Jeanne and I agreed to meet for lunch to discuss training for the Marine Corps Marathon. It was to be her first marathon in 14 years and she hadn't trained consistently at all during the intervening years. She was (and still is) busy raising children but became motivated after hearing about a friend who'd run well in a recent marathon. Naturally competitive, she just HAD to see how she would stack up.
A few minutes into the lunch she revealed her real goal: qualifying for the Boston Marathon. And she didn't mean eventually. She wanted to qualify AT Marine Corps. This after telling me she'd just run Broad Street in 1:26, or close to the same pace she'd have to maintain for 26.2 miles.
Hmm, ok. Well, I like to be optimistic and positive so I said I'd cheer her on, but that it would require a lot of hard work. And there are no guarantees when it comes to the marathon! I told her, “hey, all we can do is train as intelligently as possible. Control what we can control. Do the little things outside of running...”
When I meet someone who is new to focused training I get excited. The athlete in front of me is full of potential and has no idea how much they can improve. In fact, I have no idea how much they'll improve.
Science tells us that people respond to training in wildly differing amounts. Give two people the same workout routine for 3 months and some will improve their aerobic capacity 4% and some will improve 40%. Thats a 10-fold difference! So it's just impossible for me to tell someone how much they'll improve if they've never trained (properly) before.
I could hunt for clues by assessing certain natural abilities: vertical leap, 50 yard dash, 1.5 mile run, etc. But that still wouldn't tell me how well someone will respond to training. You just have to train and see for yourself.
One of the reason elite athletes are elite is that they respond exceptionally well to training.
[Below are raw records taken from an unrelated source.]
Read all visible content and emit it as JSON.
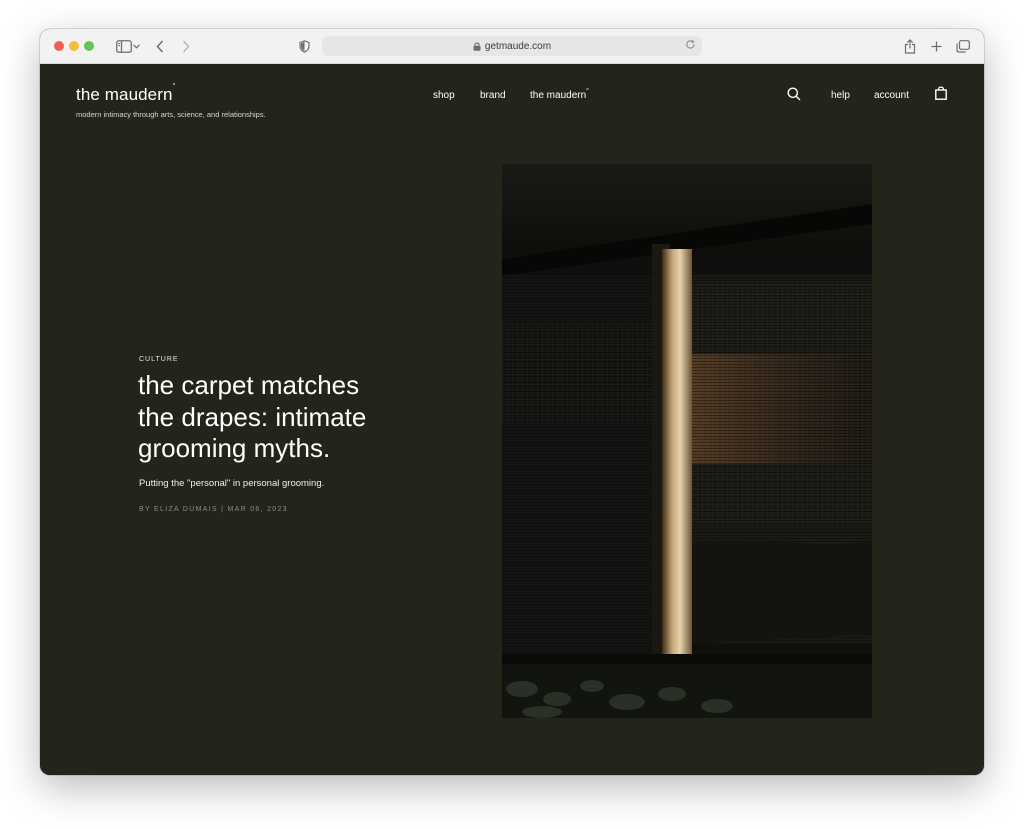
{
  "browser": {
    "url": "getmaude.com"
  },
  "site": {
    "brand": "the maudern",
    "brand_mark": "°",
    "tagline": "modern intimacy through arts, science, and relationships."
  },
  "nav": {
    "shop": "shop",
    "brand": "brand",
    "maudern": "the maudern",
    "maudern_mark": "°",
    "help": "help",
    "account": "account"
  },
  "article": {
    "category": "CULTURE",
    "title": "the carpet matches the drapes: intimate grooming myths.",
    "subtitle": "Putting the \"personal\" in personal grooming.",
    "byline": "BY ELIZA DUMAIS | MAR 06, 2023"
  },
  "icons": {
    "sidebar": "sidebar-icon",
    "back": "chevron-left-icon",
    "forward": "chevron-right-icon",
    "privacy": "shield-icon",
    "lock": "lock-icon",
    "reload": "reload-icon",
    "share": "share-icon",
    "new_tab": "plus-icon",
    "tabs": "tabs-icon",
    "search": "search-icon",
    "bag": "shopping-bag-icon"
  },
  "colors": {
    "page_background": "#24241a",
    "text": "#ffffff",
    "byline": "#8d8d80"
  }
}
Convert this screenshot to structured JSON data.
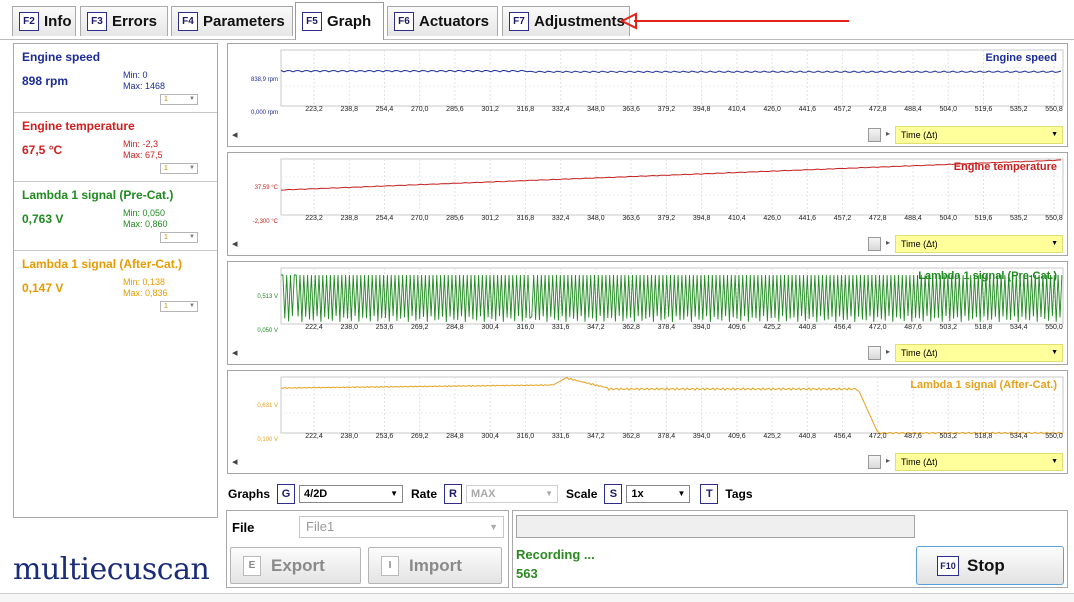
{
  "tabs": [
    {
      "key": "F2",
      "label": "Info"
    },
    {
      "key": "F3",
      "label": "Errors"
    },
    {
      "key": "F4",
      "label": "Parameters"
    },
    {
      "key": "F5",
      "label": "Graph",
      "active": true
    },
    {
      "key": "F6",
      "label": "Actuators"
    },
    {
      "key": "F7",
      "label": "Adjustments"
    }
  ],
  "annotation_arrow_color": "#e2231a",
  "parameters": [
    {
      "name": "Engine speed",
      "value": "898 rpm",
      "min": "Min: 0",
      "max": "Max: 1468",
      "select": "1",
      "color": "#1c2c96"
    },
    {
      "name": "Engine temperature",
      "value": "67,5 °C",
      "min": "Min: -2,3",
      "max": "Max: 67,5",
      "select": "1",
      "color": "#d01f1f"
    },
    {
      "name": "Lambda 1 signal (Pre-Cat.)",
      "value": "0,763 V",
      "min": "Min: 0,050",
      "max": "Max: 0,860",
      "select": "1",
      "color": "#1f8a1f"
    },
    {
      "name": "Lambda 1 signal (After-Cat.)",
      "value": "0,147 V",
      "min": "Min: 0,138",
      "max": "Max: 0,836",
      "select": "1",
      "color": "#e69b00"
    }
  ],
  "graphs": [
    {
      "title": "Engine speed",
      "color": "#1c2c96",
      "ytop": "838,9 rpm",
      "ybot": "0,000 rpm",
      "ticks": [
        "223,2",
        "238,8",
        "254,4",
        "270,0",
        "285,6",
        "301,2",
        "316,8",
        "332,4",
        "348,0",
        "363,6",
        "379,2",
        "394,8",
        "410,4",
        "426,0",
        "441,6",
        "457,2",
        "472,8",
        "488,4",
        "504,0",
        "519,6",
        "535,2",
        "550,8"
      ],
      "time_select": "Time (Δt)"
    },
    {
      "title": "Engine temperature",
      "color": "#c62020",
      "ytop": "37,59 °C",
      "ybot": "-2,300 °C",
      "ticks": [
        "223,2",
        "238,8",
        "254,4",
        "270,0",
        "285,6",
        "301,2",
        "316,8",
        "332,4",
        "348,0",
        "363,6",
        "379,2",
        "394,8",
        "410,4",
        "426,0",
        "441,6",
        "457,2",
        "472,8",
        "488,4",
        "504,0",
        "519,6",
        "535,2",
        "550,8"
      ],
      "time_select": "Time (Δt)"
    },
    {
      "title": "Lambda 1 signal (Pre-Cat.)",
      "color": "#1f8a1f",
      "ytop": "0,513 V",
      "ybot": "0,050 V",
      "ticks": [
        "222,4",
        "238,0",
        "253,6",
        "269,2",
        "284,8",
        "300,4",
        "316,0",
        "331,6",
        "347,2",
        "362,8",
        "378,4",
        "394,0",
        "409,6",
        "425,2",
        "440,8",
        "456,4",
        "472,0",
        "487,6",
        "503,2",
        "518,8",
        "534,4",
        "550,0"
      ],
      "time_select": "Time (Δt)"
    },
    {
      "title": "Lambda 1 signal (After-Cat.)",
      "color": "#e5a21c",
      "ytop": "0,631 V",
      "ybot": "0,100 V",
      "ticks": [
        "222,4",
        "238,0",
        "253,6",
        "269,2",
        "284,8",
        "300,4",
        "316,0",
        "331,6",
        "347,2",
        "362,8",
        "378,4",
        "394,0",
        "409,6",
        "425,2",
        "440,8",
        "456,4",
        "472,0",
        "487,6",
        "503,2",
        "518,8",
        "534,4",
        "550,0"
      ],
      "time_select": "Time (Δt)"
    }
  ],
  "toolbar": {
    "graphs_label": "Graphs",
    "graphs_key": "G",
    "graphs_value": "4/2D",
    "rate_label": "Rate",
    "rate_key": "R",
    "rate_value": "MAX",
    "scale_label": "Scale",
    "scale_key": "S",
    "scale_value": "1x",
    "tags_key": "T",
    "tags_label": "Tags"
  },
  "file": {
    "label": "File",
    "value": "File1",
    "export_key": "E",
    "export_label": "Export",
    "import_key": "I",
    "import_label": "Import"
  },
  "recording": {
    "status": "Recording ...",
    "count": "563",
    "stop_key": "F10",
    "stop_label": "Stop"
  },
  "logo": "multiecuscan"
}
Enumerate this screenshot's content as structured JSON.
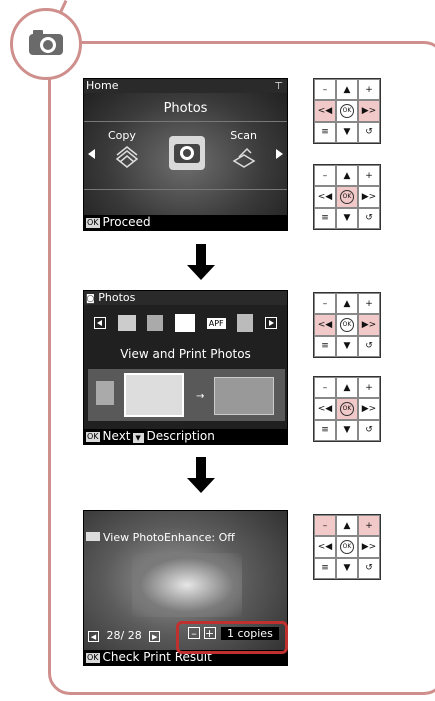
{
  "screen_home": {
    "title": "Home",
    "center_label": "Photos",
    "left_label": "Copy",
    "right_label": "Scan",
    "footer_tag": "OK",
    "footer_text": "Proceed"
  },
  "screen_photos": {
    "title": "Photos",
    "apf_label": "APF",
    "mid_label": "View and Print Photos",
    "footer_tag": "OK",
    "footer_next": "Next",
    "footer_desc": "Description"
  },
  "screen_view": {
    "top_overlay": "View PhotoEnhance: Off",
    "counter": "28/ 28",
    "copies": "1 copies",
    "footer_tag": "OK",
    "footer_text": "Check Print Result"
  },
  "keys": {
    "minus": "–",
    "up": "▲",
    "plus": "+",
    "left": "<◀",
    "ok": "OK",
    "right": "▶>",
    "menu": "≡",
    "down": "▼",
    "back": "↺"
  },
  "colors": {
    "frame": "#cf8f8c",
    "highlight_key": "#f1c9c8",
    "highlight_box": "#c0302e"
  }
}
It's easy to see that if someone was busting their ass and only responded 4%, they probably wouldn't be as motivated to continue training so hard.
So back to Jeanne. She woke up EARLY and got her midweek training in before preparing the kids for school. She drank her recovery smoothies immediately after hard sessions. She listened to her body and cross-trained when necessary.
If you have never given formal training a try, I understand. Perhaps your goals aren't so competitive. But it's amazing to see the change in self-image after such a dramatic fitness transformation. It's like a confident new identity emerges. One that is truly able to see what is possible.
PS: Just as a personal example, in 2003 I ran my first marathon in Chicago (totally flat) in 3:55 and hurt BIG TIME during the last 6 miles. Lots of walking!! I knew I could do better and decided afterwards to train seriously for about a year. Next marathon: Philly in 3:01, a 54 minute improvement! You just never know how you'll respond to consistent training until you try!